By Judith Bachman
It was during a drive to a sleepaway camp in the Poconos this summer that the signs of the current state of the economy crystalized.
Help wanted signs everywhere. On a billboard on Route 80. On a lamppost in a diner parking lot. On a fence in front of a self-storage facility. The signs shouted: “Immediate Hire,” “No Experience Necessary,” or “$1,000 Signing Bonus.”
When I pulled into a gas station, I quizzed the attendant about the employment situation. He said he owned the station and the only way he could keep it staffed was by having his wife, and two adult children taking shifts.
What I saw driving thorough New York, New Jersey and Pennsylvania confirmed the reality of the commentary spread across national journals. Per the Society for Human Resource Management, nearly 90 percent of 1,200 employers surveyed “said they were struggling to fill open positions this summer, and 73 percent said they’re seeing a decrease in applications for those hard-to-fill positions. About half of organizations said they’re seeing an increase in the number of applicants failing to reply to a request for an interview.
Businesses are having the toughest time filling hourly, entry-level and midlevel nonmanagerial positions, especially in sectors such as manufacturing, hospitality, food service and health care.
“The worker shortage is a national economic emergency, and it poses an imminent threat to our fragile recovery and America’s great resurgence,” Suzanne Clark, the president and CEO of the United States Chamber of Commerce, said.
We must tackle this crisis on a local level.
We need to accept that job automation is a necessity not a conspiracy of the elite. I once attended a local panel discussion during which a leader from a Rockland manufacturer was shouted down describing the steps the business was taking to automate their production lines.
Rocklanders were irate that people were being replaced by machines. But according to a recent New York Times editorial: “There’s no future in working the fry station at White Castle. We should welcome the robot that’s now doing that job at some locations. Automating bad jobs has positive consequences for productivity.”
We need to support and expand job training and apprenticeship programs. New York State facilitates apprenticeship programs that provide incentives and support for participating businesses. The Department of Labor is constantly seeking more businesses to join the program. Now is the time to do it.
We also need to foster a happier workforce. Where possible, business owners should provide flexible hours and remote work. Fortune 500 companies are giving employees sabbaticals or even shutting down periodically to reduce everyone’s stress. At a minimum, we all need to embrace the Internet meme “The world is short-staffed. Be kind to those who showed up.”

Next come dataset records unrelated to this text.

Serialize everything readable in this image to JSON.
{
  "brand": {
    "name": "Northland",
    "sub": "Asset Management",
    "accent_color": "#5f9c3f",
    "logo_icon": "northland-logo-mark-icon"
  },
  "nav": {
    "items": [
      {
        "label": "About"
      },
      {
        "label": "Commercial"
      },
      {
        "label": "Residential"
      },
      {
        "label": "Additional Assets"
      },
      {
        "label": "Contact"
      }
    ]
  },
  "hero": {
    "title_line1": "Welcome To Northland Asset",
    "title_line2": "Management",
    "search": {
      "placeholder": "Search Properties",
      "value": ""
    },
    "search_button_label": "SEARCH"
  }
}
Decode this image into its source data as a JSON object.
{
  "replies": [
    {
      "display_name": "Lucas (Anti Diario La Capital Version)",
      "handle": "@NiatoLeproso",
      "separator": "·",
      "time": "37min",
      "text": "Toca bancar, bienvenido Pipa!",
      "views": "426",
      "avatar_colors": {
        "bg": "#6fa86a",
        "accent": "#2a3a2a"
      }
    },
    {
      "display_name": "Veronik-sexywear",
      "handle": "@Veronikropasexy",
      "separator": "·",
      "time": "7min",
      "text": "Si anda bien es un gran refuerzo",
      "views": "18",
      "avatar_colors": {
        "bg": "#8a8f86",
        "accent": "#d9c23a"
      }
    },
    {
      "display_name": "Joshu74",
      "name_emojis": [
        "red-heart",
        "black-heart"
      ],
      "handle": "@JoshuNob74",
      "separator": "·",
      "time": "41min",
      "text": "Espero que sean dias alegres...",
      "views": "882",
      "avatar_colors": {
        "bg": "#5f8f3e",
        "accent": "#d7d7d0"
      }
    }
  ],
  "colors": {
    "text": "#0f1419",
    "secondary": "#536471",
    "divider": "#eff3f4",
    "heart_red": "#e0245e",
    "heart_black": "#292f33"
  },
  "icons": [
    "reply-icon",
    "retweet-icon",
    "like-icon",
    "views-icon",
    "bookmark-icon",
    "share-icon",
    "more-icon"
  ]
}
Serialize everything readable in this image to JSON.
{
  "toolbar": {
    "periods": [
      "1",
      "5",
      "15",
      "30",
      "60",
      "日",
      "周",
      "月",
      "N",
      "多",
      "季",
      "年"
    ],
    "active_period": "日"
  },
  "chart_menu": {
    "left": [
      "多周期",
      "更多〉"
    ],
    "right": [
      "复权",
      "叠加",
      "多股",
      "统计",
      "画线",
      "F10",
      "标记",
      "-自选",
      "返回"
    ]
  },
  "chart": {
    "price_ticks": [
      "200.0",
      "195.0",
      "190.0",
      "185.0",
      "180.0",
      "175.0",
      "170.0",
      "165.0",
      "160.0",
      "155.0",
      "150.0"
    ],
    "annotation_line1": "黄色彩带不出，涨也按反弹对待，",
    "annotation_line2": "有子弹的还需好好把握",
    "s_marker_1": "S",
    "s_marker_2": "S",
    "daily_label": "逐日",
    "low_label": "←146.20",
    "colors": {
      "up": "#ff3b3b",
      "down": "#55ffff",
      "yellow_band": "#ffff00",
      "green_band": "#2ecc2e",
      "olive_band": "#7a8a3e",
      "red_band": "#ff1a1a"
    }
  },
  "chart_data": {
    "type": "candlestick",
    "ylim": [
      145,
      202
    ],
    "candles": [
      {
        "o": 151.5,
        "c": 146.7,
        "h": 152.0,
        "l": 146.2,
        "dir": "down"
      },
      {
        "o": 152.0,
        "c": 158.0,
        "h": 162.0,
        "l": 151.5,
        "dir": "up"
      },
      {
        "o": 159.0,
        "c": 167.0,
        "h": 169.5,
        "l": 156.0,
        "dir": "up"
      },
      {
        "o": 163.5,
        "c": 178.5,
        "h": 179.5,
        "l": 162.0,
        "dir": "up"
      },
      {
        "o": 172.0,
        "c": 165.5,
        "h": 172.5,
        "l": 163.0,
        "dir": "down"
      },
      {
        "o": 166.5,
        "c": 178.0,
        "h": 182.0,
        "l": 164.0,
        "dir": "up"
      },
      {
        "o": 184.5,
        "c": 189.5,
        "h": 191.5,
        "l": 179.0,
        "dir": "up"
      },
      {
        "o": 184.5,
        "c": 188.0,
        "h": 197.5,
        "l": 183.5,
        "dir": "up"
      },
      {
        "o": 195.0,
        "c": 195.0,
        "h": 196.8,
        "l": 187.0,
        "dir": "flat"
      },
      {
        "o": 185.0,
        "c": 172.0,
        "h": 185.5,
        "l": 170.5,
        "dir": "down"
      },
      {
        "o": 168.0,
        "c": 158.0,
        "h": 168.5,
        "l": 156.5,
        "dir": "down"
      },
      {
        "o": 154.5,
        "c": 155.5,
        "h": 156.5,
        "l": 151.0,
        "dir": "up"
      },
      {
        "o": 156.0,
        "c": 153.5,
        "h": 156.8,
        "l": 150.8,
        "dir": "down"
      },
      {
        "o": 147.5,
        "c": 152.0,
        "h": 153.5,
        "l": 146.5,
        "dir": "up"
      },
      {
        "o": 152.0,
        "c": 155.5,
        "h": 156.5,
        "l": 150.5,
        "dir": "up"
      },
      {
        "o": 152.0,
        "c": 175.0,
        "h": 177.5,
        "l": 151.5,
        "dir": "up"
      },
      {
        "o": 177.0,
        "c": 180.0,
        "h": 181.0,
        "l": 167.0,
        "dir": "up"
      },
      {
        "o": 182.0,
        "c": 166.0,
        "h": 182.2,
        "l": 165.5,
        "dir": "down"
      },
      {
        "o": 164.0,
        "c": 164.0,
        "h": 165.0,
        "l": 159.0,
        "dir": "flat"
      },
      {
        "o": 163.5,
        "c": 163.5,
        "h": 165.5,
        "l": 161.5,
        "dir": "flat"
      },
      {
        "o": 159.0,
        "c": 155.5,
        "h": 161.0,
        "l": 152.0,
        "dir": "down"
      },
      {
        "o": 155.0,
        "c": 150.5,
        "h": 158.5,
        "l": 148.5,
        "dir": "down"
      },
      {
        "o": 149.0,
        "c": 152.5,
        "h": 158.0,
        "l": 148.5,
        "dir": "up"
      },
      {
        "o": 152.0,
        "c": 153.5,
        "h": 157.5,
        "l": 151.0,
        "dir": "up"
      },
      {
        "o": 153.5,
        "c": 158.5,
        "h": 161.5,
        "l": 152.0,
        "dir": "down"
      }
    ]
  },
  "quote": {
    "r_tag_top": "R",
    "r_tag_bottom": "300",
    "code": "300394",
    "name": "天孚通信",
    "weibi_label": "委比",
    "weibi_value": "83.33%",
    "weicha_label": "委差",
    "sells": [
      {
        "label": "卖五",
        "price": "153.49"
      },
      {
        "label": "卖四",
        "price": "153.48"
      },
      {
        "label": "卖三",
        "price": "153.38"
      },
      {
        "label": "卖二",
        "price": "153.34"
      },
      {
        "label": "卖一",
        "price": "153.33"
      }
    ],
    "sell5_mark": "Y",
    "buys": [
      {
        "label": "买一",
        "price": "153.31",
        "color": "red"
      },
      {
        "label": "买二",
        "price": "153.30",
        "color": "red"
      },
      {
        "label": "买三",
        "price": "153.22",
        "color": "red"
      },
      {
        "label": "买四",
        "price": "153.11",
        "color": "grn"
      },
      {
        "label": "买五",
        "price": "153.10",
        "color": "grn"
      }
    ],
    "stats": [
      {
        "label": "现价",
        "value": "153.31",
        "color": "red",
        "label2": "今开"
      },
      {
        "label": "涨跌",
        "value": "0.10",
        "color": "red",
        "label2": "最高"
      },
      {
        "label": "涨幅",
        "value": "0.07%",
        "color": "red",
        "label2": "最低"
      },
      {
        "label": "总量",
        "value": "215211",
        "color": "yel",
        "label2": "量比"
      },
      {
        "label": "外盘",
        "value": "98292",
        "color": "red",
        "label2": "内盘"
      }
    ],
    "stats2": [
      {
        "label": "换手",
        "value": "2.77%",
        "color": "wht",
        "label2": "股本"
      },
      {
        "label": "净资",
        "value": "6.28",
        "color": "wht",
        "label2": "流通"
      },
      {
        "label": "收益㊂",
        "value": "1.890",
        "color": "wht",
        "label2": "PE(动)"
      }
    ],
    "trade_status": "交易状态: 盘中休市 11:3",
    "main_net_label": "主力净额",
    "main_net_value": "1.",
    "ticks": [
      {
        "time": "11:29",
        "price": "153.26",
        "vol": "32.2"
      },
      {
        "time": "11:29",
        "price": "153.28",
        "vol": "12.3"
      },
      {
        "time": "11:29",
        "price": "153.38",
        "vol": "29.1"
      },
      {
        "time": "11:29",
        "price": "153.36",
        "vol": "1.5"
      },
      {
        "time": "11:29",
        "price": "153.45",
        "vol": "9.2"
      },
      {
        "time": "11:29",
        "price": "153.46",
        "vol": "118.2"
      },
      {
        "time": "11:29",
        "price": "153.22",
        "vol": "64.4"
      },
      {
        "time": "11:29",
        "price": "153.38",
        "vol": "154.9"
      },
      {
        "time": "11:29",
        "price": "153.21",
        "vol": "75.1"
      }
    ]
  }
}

Judith Bachman is the founder and principal of The Bachman Law Firm PLLC in New City. email@example.com 845-639-3210, thebachmanlawfirm.com